_Task objective_:
Pictures do not belong in the copy; restate the records below word for word.

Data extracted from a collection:
.....
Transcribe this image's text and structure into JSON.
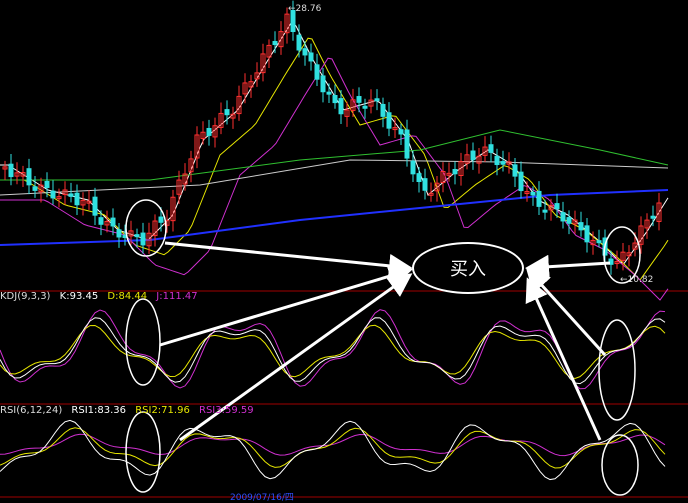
{
  "price_marks": {
    "high": "28.76",
    "low": "10.82"
  },
  "annotation": {
    "text": "买入"
  },
  "kdj": {
    "title": "KDJ(9,3,3)",
    "k": "K:93.45",
    "d": "D:84.44",
    "j": "J:111.47",
    "colors": {
      "k": "#ffffff",
      "d": "#e6e600",
      "j": "#d030d0"
    }
  },
  "rsi": {
    "title": "RSI(6,12,24)",
    "rsi1": "RSI1:83.36",
    "rsi2": "RSI2:71.96",
    "rsi3": "RSI3:59.59",
    "colors": {
      "rsi1": "#ffffff",
      "rsi2": "#e6e600",
      "rsi3": "#d030d0"
    }
  },
  "date_label": "2009/07/16/四",
  "colors": {
    "up": "#ff3030",
    "down": "#30e0e0",
    "divider": "#a00000",
    "ma_long": "#2030ff"
  }
}
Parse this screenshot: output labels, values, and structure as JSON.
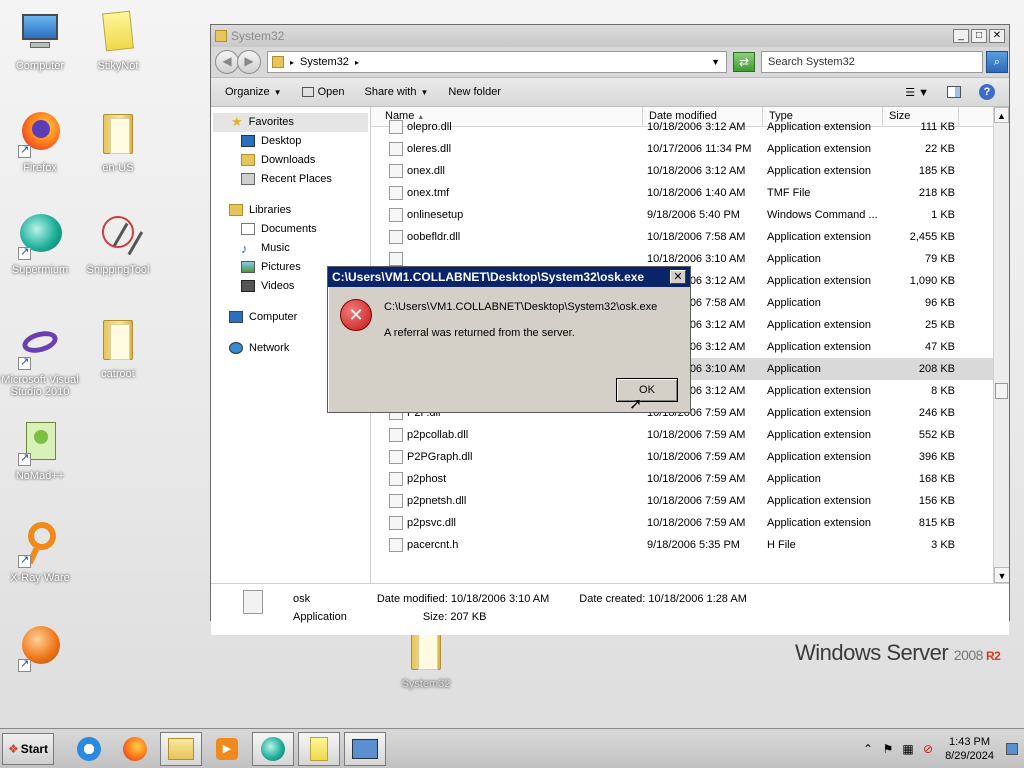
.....
_Response box_:
Transcribe this image's text and structure into JSON.
{
  "price_marks": {
    "high": "28.76",
    "low": "10.82"
  },
  "annotation": {
    "text": "买入"
  },
  "kdj": {
    "title": "KDJ(9,3,3)",
    "k": "K:93.45",
    "d": "D:84.44",
    "j": "J:111.47",
    "colors": {
      "k": "#ffffff",
      "d": "#e6e600",
      "j": "#d030d0"
    }
  },
  "rsi": {
    "title": "RSI(6,12,24)",
    "rsi1": "RSI1:83.36",
    "rsi2": "RSI2:71.96",
    "rsi3": "RSI3:59.59",
    "colors": {
      "rsi1": "#ffffff",
      "rsi2": "#e6e600",
      "rsi3": "#d030d0"
    }
  },
  "date_label": "2009/07/16/四",
  "colors": {
    "up": "#ff3030",
    "down": "#30e0e0",
    "divider": "#a00000",
    "ma_long": "#2030ff"
  }
}
Parse this screenshot: output labels, values, and structure as JSON.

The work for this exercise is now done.